** Opening INPUT FOR THIS TASK block **

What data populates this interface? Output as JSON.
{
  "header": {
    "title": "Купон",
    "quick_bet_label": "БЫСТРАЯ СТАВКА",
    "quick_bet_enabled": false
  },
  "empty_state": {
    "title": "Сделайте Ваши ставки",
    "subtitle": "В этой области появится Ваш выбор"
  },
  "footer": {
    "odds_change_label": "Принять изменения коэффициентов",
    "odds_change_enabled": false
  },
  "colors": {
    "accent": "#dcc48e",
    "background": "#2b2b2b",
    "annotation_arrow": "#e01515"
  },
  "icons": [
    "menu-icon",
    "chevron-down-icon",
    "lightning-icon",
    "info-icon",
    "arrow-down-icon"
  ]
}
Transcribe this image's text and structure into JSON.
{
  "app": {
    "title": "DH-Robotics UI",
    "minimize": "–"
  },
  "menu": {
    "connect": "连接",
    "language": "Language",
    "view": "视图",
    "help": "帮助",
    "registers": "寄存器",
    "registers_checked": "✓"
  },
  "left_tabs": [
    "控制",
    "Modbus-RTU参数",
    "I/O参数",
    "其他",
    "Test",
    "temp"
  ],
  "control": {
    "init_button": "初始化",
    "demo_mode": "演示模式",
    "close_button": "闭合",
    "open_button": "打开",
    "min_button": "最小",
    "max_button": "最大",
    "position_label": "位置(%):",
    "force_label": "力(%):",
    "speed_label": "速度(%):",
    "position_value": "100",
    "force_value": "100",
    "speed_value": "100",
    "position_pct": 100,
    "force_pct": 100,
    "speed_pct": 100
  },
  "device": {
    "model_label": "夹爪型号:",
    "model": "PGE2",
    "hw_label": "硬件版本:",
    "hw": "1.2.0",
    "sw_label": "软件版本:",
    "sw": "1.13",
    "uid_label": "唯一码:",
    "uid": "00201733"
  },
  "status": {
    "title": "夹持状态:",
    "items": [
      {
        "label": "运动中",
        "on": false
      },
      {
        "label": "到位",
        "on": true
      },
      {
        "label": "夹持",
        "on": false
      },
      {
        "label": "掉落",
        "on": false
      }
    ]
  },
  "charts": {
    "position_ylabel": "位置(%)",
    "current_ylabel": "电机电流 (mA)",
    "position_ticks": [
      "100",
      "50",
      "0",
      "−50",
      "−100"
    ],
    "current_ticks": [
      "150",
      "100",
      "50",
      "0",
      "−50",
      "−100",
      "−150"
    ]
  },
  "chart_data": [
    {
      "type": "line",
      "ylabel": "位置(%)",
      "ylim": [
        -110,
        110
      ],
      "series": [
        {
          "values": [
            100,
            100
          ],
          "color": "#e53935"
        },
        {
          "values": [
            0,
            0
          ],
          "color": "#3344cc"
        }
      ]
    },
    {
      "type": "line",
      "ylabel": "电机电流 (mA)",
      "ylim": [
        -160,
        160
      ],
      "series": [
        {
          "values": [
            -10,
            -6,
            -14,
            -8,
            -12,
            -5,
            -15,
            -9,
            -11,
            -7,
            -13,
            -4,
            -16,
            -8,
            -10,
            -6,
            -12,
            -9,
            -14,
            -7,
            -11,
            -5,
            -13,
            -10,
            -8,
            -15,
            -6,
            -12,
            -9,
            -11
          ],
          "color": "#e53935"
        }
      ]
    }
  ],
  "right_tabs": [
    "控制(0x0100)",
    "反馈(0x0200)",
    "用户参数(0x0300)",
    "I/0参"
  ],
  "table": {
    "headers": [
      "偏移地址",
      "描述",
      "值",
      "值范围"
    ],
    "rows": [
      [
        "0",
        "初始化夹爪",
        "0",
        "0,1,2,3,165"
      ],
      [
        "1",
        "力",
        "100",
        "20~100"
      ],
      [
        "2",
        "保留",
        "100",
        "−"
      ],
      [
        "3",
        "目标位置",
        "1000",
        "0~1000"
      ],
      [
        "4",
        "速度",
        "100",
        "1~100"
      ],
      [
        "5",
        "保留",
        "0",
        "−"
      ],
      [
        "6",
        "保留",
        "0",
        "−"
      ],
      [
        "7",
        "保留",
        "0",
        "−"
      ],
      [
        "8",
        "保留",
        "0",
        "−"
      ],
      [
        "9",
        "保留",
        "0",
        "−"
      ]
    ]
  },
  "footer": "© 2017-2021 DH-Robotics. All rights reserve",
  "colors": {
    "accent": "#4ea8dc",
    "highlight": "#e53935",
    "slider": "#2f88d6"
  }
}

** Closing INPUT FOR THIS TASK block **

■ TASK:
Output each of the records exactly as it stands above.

■ YOUR SOLUTION:
What data populates this interface? Output as JSON.
{
  "header": {
    "title": "Купон",
    "quick_bet_label": "БЫСТРАЯ СТАВКА",
    "quick_bet_enabled": false
  },
  "empty_state": {
    "title": "Сделайте Ваши ставки",
    "subtitle": "В этой области появится Ваш выбор"
  },
  "footer": {
    "odds_change_label": "Принять изменения коэффициентов",
    "odds_change_enabled": false
  },
  "colors": {
    "accent": "#dcc48e",
    "background": "#2b2b2b",
    "annotation_arrow": "#e01515"
  },
  "icons": [
    "menu-icon",
    "chevron-down-icon",
    "lightning-icon",
    "info-icon",
    "arrow-down-icon"
  ]
}
Transcribe this image's text and structure into JSON.
{
  "app": {
    "title": "DH-Robotics UI",
    "minimize": "–"
  },
  "menu": {
    "connect": "连接",
    "language": "Language",
    "view": "视图",
    "help": "帮助",
    "registers": "寄存器",
    "registers_checked": "✓"
  },
  "left_tabs": [
    "控制",
    "Modbus-RTU参数",
    "I/O参数",
    "其他",
    "Test",
    "temp"
  ],
  "control": {
    "init_button": "初始化",
    "demo_mode": "演示模式",
    "close_button": "闭合",
    "open_button": "打开",
    "min_button": "最小",
    "max_button": "最大",
    "position_label": "位置(%):",
    "force_label": "力(%):",
    "speed_label": "速度(%):",
    "position_value": "100",
    "force_value": "100",
    "speed_value": "100",
    "position_pct": 100,
    "force_pct": 100,
    "speed_pct": 100
  },
  "device": {
    "model_label": "夹爪型号:",
    "model": "PGE2",
    "hw_label": "硬件版本:",
    "hw": "1.2.0",
    "sw_label": "软件版本:",
    "sw": "1.13",
    "uid_label": "唯一码:",
    "uid": "00201733"
  },
  "status": {
    "title": "夹持状态:",
    "items": [
      {
        "label": "运动中",
        "on": false
      },
      {
        "label": "到位",
        "on": true
      },
      {
        "label": "夹持",
        "on": false
      },
      {
        "label": "掉落",
        "on": false
      }
    ]
  },
  "charts": {
    "position_ylabel": "位置(%)",
    "current_ylabel": "电机电流 (mA)",
    "position_ticks": [
      "100",
      "50",
      "0",
      "−50",
      "−100"
    ],
    "current_ticks": [
      "150",
      "100",
      "50",
      "0",
      "−50",
      "−100",
      "−150"
    ]
  },
  "chart_data": [
    {
      "type": "line",
      "ylabel": "位置(%)",
      "ylim": [
        -110,
        110
      ],
      "series": [
        {
          "values": [
            100,
            100
          ],
          "color": "#e53935"
        },
        {
          "values": [
            0,
            0
          ],
          "color": "#3344cc"
        }
      ]
    },
    {
      "type": "line",
      "ylabel": "电机电流 (mA)",
      "ylim": [
        -160,
        160
      ],
      "series": [
        {
          "values": [
            -10,
            -6,
            -14,
            -8,
            -12,
            -5,
            -15,
            -9,
            -11,
            -7,
            -13,
            -4,
            -16,
            -8,
            -10,
            -6,
            -12,
            -9,
            -14,
            -7,
            -11,
            -5,
            -13,
            -10,
            -8,
            -15,
            -6,
            -12,
            -9,
            -11
          ],
          "color": "#e53935"
        }
      ]
    }
  ],
  "right_tabs": [
    "控制(0x0100)",
    "反馈(0x0200)",
    "用户参数(0x0300)",
    "I/0参"
  ],
  "table": {
    "headers": [
      "偏移地址",
      "描述",
      "值",
      "值范围"
    ],
    "rows": [
      [
        "0",
        "初始化夹爪",
        "0",
        "0,1,2,3,165"
      ],
      [
        "1",
        "力",
        "100",
        "20~100"
      ],
      [
        "2",
        "保留",
        "100",
        "−"
      ],
      [
        "3",
        "目标位置",
        "1000",
        "0~1000"
      ],
      [
        "4",
        "速度",
        "100",
        "1~100"
      ],
      [
        "5",
        "保留",
        "0",
        "−"
      ],
      [
        "6",
        "保留",
        "0",
        "−"
      ],
      [
        "7",
        "保留",
        "0",
        "−"
      ],
      [
        "8",
        "保留",
        "0",
        "−"
      ],
      [
        "9",
        "保留",
        "0",
        "−"
      ]
    ]
  },
  "footer": "© 2017-2021 DH-Robotics. All rights reserve",
  "colors": {
    "accent": "#4ea8dc",
    "highlight": "#e53935",
    "slider": "#2f88d6"
  }
}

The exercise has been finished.